▶ _What is expected_
Count the lines of the listing below where "amount" shows up, and please answer with that number only.

▶ _Dataset records_
*** Block opens ***

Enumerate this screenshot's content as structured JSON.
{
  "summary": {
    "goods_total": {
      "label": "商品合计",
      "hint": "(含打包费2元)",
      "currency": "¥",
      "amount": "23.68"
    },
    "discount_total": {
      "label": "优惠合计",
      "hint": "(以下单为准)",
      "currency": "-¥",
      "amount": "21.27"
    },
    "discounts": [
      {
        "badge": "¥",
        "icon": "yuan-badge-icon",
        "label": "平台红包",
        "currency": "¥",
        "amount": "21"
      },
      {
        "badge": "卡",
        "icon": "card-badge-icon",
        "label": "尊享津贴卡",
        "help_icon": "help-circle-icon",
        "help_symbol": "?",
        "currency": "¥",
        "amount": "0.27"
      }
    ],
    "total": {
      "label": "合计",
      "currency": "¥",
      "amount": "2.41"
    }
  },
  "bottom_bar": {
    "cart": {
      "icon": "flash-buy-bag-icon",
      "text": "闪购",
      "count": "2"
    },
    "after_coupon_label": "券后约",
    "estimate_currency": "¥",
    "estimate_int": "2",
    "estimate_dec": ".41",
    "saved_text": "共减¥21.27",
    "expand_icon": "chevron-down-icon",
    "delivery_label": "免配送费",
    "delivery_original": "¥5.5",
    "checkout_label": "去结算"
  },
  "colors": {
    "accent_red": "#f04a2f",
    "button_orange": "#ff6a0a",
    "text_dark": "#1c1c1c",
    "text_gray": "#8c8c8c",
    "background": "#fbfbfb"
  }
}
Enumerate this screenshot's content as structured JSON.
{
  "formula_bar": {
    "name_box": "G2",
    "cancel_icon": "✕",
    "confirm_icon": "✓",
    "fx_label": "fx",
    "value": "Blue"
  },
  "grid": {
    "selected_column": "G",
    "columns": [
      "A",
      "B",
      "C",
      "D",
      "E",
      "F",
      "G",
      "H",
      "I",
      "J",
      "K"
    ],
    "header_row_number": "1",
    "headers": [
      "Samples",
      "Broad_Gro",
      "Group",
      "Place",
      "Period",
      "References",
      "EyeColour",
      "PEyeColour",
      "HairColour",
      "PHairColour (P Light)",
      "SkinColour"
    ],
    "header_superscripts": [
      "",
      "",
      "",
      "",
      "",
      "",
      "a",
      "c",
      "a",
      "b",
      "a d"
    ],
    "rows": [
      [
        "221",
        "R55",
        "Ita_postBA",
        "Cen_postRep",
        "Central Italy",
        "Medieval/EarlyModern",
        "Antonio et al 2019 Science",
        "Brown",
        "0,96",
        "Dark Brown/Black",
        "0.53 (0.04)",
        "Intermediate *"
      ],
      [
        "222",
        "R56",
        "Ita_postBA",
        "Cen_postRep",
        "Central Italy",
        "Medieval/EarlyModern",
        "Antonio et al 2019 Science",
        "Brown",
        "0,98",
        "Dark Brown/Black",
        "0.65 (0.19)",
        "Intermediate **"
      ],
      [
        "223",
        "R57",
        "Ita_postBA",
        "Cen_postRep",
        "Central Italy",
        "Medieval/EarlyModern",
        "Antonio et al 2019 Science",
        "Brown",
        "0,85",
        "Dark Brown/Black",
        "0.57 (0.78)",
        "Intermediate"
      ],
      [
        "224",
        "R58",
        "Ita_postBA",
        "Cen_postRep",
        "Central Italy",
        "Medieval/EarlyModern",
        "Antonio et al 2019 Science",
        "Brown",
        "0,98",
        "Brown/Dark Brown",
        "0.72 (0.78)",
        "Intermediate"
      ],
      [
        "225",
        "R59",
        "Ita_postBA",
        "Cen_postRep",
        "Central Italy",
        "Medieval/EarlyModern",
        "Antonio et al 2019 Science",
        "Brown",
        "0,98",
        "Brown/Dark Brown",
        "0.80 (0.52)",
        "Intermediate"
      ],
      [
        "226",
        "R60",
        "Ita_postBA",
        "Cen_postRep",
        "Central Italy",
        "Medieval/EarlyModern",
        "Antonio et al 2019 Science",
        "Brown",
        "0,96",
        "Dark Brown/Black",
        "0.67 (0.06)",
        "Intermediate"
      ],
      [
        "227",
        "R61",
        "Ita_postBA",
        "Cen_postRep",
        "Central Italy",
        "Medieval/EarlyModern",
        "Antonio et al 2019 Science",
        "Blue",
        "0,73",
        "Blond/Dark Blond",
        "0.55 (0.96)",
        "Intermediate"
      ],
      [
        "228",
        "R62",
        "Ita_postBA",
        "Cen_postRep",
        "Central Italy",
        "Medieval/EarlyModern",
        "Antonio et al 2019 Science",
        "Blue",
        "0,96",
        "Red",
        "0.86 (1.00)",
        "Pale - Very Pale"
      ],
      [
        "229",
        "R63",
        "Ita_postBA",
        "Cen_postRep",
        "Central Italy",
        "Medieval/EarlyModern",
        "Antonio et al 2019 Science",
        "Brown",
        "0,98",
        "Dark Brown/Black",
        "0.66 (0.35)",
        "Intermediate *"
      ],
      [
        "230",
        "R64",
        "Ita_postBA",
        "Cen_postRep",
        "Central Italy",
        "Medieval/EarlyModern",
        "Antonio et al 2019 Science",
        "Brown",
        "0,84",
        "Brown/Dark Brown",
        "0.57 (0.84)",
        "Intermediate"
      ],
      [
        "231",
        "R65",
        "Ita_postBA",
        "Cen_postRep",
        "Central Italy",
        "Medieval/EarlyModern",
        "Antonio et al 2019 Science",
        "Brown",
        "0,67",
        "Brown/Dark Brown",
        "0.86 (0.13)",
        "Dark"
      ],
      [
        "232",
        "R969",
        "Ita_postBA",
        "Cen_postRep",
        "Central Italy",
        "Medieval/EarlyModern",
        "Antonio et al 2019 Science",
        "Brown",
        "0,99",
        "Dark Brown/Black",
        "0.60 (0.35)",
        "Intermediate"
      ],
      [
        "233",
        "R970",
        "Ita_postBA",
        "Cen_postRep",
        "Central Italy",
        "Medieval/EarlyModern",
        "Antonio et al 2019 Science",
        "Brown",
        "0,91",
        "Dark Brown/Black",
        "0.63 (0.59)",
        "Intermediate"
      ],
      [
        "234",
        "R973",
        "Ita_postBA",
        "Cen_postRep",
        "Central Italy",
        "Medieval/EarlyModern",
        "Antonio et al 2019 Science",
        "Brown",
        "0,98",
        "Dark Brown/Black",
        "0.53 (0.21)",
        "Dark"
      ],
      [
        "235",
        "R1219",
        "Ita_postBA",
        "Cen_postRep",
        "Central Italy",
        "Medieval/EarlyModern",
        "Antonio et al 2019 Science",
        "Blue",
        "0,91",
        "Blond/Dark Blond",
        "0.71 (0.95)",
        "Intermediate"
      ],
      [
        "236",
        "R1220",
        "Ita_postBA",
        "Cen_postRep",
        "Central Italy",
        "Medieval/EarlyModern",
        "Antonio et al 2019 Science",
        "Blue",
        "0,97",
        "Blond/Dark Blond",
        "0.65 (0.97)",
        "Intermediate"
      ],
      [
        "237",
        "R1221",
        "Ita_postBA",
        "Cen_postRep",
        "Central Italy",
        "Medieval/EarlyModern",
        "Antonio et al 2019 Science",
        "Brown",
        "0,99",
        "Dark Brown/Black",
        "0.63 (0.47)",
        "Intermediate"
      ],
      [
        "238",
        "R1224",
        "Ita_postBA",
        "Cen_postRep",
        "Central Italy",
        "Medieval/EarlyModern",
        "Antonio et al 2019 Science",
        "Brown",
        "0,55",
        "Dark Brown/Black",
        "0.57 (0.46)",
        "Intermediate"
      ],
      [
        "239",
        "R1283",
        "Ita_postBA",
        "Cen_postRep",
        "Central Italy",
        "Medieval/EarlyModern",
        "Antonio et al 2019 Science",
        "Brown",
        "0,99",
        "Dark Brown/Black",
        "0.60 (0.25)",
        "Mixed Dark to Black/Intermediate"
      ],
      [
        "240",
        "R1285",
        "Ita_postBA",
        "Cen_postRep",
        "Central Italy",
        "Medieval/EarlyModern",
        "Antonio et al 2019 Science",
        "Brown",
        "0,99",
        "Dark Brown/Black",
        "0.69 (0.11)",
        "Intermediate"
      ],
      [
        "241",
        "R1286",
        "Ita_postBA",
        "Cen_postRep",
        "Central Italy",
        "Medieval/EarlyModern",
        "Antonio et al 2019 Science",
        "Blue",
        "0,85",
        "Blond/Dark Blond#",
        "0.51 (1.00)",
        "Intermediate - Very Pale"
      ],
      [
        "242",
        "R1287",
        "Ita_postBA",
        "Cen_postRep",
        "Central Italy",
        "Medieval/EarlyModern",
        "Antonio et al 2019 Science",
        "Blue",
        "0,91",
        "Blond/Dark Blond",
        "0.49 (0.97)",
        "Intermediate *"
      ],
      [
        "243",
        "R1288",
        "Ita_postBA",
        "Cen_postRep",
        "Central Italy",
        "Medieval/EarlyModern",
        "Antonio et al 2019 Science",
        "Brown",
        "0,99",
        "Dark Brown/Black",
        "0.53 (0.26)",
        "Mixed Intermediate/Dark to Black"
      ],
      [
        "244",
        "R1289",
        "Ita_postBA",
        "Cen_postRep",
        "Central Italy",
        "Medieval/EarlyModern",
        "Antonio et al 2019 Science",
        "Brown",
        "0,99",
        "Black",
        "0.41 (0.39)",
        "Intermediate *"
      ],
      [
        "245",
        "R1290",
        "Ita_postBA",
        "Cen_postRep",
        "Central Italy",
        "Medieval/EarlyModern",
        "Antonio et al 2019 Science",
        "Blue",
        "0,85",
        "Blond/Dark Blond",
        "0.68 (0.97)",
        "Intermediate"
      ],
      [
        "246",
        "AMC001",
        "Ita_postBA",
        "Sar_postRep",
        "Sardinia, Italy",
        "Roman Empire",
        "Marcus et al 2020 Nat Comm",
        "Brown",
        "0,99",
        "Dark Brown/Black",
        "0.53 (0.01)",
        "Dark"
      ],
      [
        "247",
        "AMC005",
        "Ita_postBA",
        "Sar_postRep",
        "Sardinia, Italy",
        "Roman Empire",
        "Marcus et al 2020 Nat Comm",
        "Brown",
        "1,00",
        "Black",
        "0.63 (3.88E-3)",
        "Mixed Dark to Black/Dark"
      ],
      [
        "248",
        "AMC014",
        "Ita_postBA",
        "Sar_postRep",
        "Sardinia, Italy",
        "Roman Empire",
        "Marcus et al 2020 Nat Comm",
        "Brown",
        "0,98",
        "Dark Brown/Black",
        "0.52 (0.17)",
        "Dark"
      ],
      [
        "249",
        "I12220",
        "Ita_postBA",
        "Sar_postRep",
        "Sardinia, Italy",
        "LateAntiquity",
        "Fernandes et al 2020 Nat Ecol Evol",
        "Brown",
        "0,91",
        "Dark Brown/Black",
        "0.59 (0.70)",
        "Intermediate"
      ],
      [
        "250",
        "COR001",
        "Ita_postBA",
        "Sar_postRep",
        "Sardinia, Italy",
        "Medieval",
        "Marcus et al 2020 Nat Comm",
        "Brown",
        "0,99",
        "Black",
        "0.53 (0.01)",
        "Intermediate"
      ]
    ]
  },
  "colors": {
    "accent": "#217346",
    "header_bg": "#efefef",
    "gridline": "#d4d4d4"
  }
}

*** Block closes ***

▶ _Response to this task_
5